Back in 2009 I produced a research paper and policy analysis on gender equality while working for the Luxembourg Government in Northern Nicaragua. Having recently set-up this blog, I would like to use this space to share the results of this research.

The project I was working with focused on encouraging socioeconomic development through tourism, using community and participatory processes. These processes involved setting up committees in both departments and municipals across Northern Nicaragua. These committees were responsible for building development plans for their region, as such setting the aims, aspirations and means for this development. The committees were also responsible for administration of some aspects of the project’s funds, such as spending on departmental infrastructure and selection of beneficiaries for a micro-credit scheme.

The report I produced analysed the project data, looking both at its employees and committee members, to assess the extent to which gender equality was part of this development process. The full report is available (in Spanish) at the end of this post. However, I would like to point out here, a few interesting highlights.

1. Although the participants in the project’s committees were largely made up of equal numbers of men and women,  it became apparent that men were more likely to take on leadership roles within these committees and in most cases the Presidents of the committees were men.

2. Although men and women participated equally in the training provided by the project, men dominated the courses on business management, while women were the main recipients in the courses on cooking. The demonstrated a gendered approach, based on traditional roles in Nicaragua.

3. Despite a policy which encouraged the hiring of women, two-thirds of consultants contracted by the project were men.

4. Women involved in the project pointed out a higher sense of self-esteem from being involved in the project, which translated into their home life.

5. Women also pointed out that it was harder for women to participate due to issues such as childcare, the responsibility for which primarily fell on them.

The recommendations made by this study, included:

1. Better monitoring of gender issues within project operations;

2. Provision of daycare and other facilities to allow women with children to more easily participate;

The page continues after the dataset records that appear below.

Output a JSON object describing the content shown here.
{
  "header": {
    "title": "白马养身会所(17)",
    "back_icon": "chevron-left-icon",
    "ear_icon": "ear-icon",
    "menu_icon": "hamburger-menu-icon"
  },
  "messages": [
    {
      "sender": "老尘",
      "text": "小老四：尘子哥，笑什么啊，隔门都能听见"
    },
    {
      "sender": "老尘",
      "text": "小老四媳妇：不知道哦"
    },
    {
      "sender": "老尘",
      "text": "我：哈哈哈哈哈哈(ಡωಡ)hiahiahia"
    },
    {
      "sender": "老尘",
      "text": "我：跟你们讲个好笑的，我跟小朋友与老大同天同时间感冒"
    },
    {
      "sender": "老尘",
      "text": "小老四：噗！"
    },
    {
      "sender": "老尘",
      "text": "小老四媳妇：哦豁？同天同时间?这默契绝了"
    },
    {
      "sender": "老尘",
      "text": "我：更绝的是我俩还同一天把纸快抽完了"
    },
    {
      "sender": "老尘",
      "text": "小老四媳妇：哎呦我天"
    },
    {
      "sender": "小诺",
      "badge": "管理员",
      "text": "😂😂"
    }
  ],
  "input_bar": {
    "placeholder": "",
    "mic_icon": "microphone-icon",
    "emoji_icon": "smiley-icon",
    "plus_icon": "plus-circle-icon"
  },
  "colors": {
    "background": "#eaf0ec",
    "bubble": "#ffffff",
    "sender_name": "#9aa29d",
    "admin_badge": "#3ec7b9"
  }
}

3. Taking an approach which attempts to counter gender stereotypes in the roles that women assume within the project.

Full study available to download, in Spanish, shortly.